It seems though that McMurty has created a false dichotomy: either we are free and are able to indulge in multiple-relationships, or constricted and forced into monogamy. But this is need not be the case. Anecdotally and statistically, there are monogamous couples who are and have been happy, without indulging in infidelity. When couples become involved, we might view their sexual freedoms as being driven toward and by their partner. There is no reason this is a lesser freedom than one that involves multiple partners. We are always able to indulge in relationships outside of our current – if we are able to attract potential mates – but by choosing not to, we are affirming our sexual freedom. Freedom here is about choice and choice not to indulge is just as great a sign of our freedom as indulging. McMurty’s lack of appreciation for choice is perhaps tyrannical too since it says freedom is only what he believes, which is engaging in infidelity.

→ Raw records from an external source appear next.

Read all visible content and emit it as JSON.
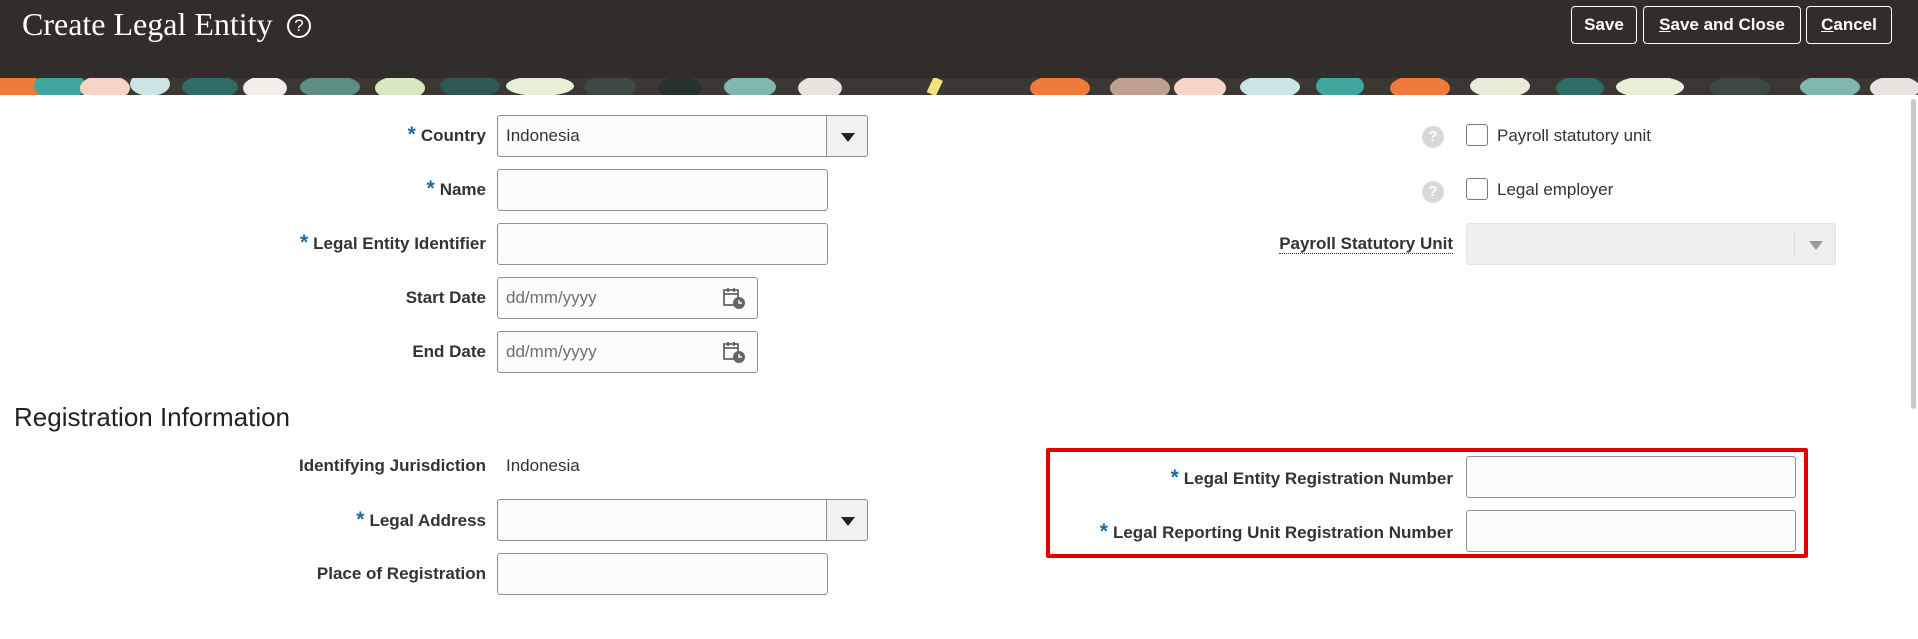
{
  "header": {
    "title": "Create Legal Entity",
    "help_glyph": "?",
    "save": "Save",
    "save_and_close_underlined": "S",
    "save_and_close_rest": "ave and Close",
    "cancel_underlined": "C",
    "cancel_rest": "ancel"
  },
  "required_marker": "*",
  "form": {
    "country": {
      "label": "Country",
      "value": "Indonesia"
    },
    "name": {
      "label": "Name",
      "value": ""
    },
    "legal_entity_identifier": {
      "label": "Legal Entity Identifier",
      "value": ""
    },
    "start_date": {
      "label": "Start Date",
      "placeholder": "dd/mm/yyyy"
    },
    "end_date": {
      "label": "End Date",
      "placeholder": "dd/mm/yyyy"
    },
    "payroll_statutory_unit_checkbox": {
      "label": "Payroll statutory unit",
      "checked": false
    },
    "legal_employer_checkbox": {
      "label": "Legal employer",
      "checked": false
    },
    "payroll_statutory_unit_select": {
      "label": "Payroll Statutory Unit",
      "value": ""
    }
  },
  "registration": {
    "section_title": "Registration Information",
    "identifying_jurisdiction": {
      "label": "Identifying Jurisdiction",
      "value": "Indonesia"
    },
    "legal_address": {
      "label": "Legal Address",
      "value": ""
    },
    "place_of_registration": {
      "label": "Place of Registration",
      "value": ""
    },
    "legal_entity_registration_number": {
      "label": "Legal Entity Registration Number",
      "value": ""
    },
    "legal_reporting_unit_registration_number": {
      "label": "Legal Reporting Unit Registration Number",
      "value": ""
    }
  },
  "icons": {
    "help": "help-icon",
    "calendar": "calendar-icon",
    "dropdown": "chevron-down-icon",
    "field_help": "question-icon"
  },
  "colors": {
    "header_bg": "#312d2a",
    "required": "#1c6aa6",
    "highlight_border": "#e00000"
  }
}
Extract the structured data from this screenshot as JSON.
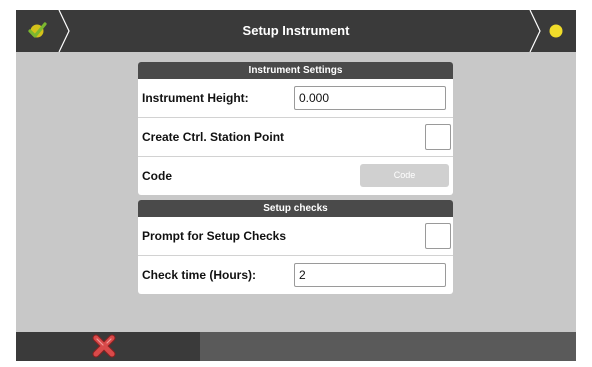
{
  "header": {
    "title": "Setup Instrument",
    "left_icon": "check-logo-icon",
    "right_icon": "status-dot-icon",
    "status_color": "#f0dc2a",
    "logo_colors": [
      "#d4c21a",
      "#7cb82f"
    ]
  },
  "instrument_settings": {
    "heading": "Instrument Settings",
    "height_label": "Instrument Height:",
    "height_value": "0.000",
    "control_point_label": "Create Ctrl. Station Point",
    "code_label": "Code",
    "code_button": "Code"
  },
  "setup_checks": {
    "heading": "Setup checks",
    "prompt_label": "Prompt for Setup Checks",
    "check_time_label": "Check time (Hours):",
    "check_time_value": "2"
  },
  "footer": {
    "cancel_icon": "cancel-x-icon",
    "cancel_color": "#d94a4a"
  }
}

But freedom is about choice: choosing monogamy or choosing infidelity. As long as we are not forced into either, our sexual freedom remains intact and, more importantly, ours.

What remains important though is that we are freely able to choose infidelity. Societal adherence to sanctified monogamy is restrictive, not necessarily monogamy in itself. Choosing monogamy must be our choice, not one adhered to under societal pressures. Whatever is chosen between the two partners remain their individual choices.

Thankfully, many people are able to indulge in infidelity – like ‘swingers’ – without prosecution in many countries. We have seen what happens when heterosexual, monogamous, long-term marriage is forced: via reactions to celebrities and homosexual marriages, for example. And now, even in liberated countries, we still have outrage over infidelities. What needs to be addressed is this: if a couple consensually agrees to having multiple partners (with the goal of maintaining the relationship, too), there is no reason for us to doubt the viability of the relationship. It might bring with it numerous problems, but what human relationship does not have problems? The point remains not that infidelity is better or worse than monogamy, but that there is no reason to think less of it merely because it upsets our sanctified view of human interaction. Monogamy is not purely based on nature, reason or the history of our species – if anything, the way we conduct relationships is relatively unique to our species and new to it, too. Polygamy and arranged-marriages, the latter often lacking romantic feelings, were the order the day for many centuries in our world. Freely-chosen, sexually spontaneous, cross-cultural and interracial relationships are a sign that we have morally progressed in our acceptance – by progressed, I mean that countries, like South Africa, have abolished laws marginalising races on sexual grounds.

Overall, this inquiry into marriage begins to open many doors. Some we have just touched on that require further elaboration, such as the morality of breeding, the significance of sex, and the various views of non-Western marriages, specifically the horrors of Islamic countries and their treatment of women. The indulgence in sanctity breeds much unreason, often embraced without critical engagement, even by those of us shed of religious beliefs. Sanctity, an essentially religious notion, imbues many topics, creating a wall that closes off discussions by mere assertion. It is difficult to locate it and my sincere hope is that I have not created merely a make-believe target in order to target something (a Straw Man). But the consistency and sheer magnitude of these recurring sacred claims on areas of life we believe should not be touched tell me otherwise.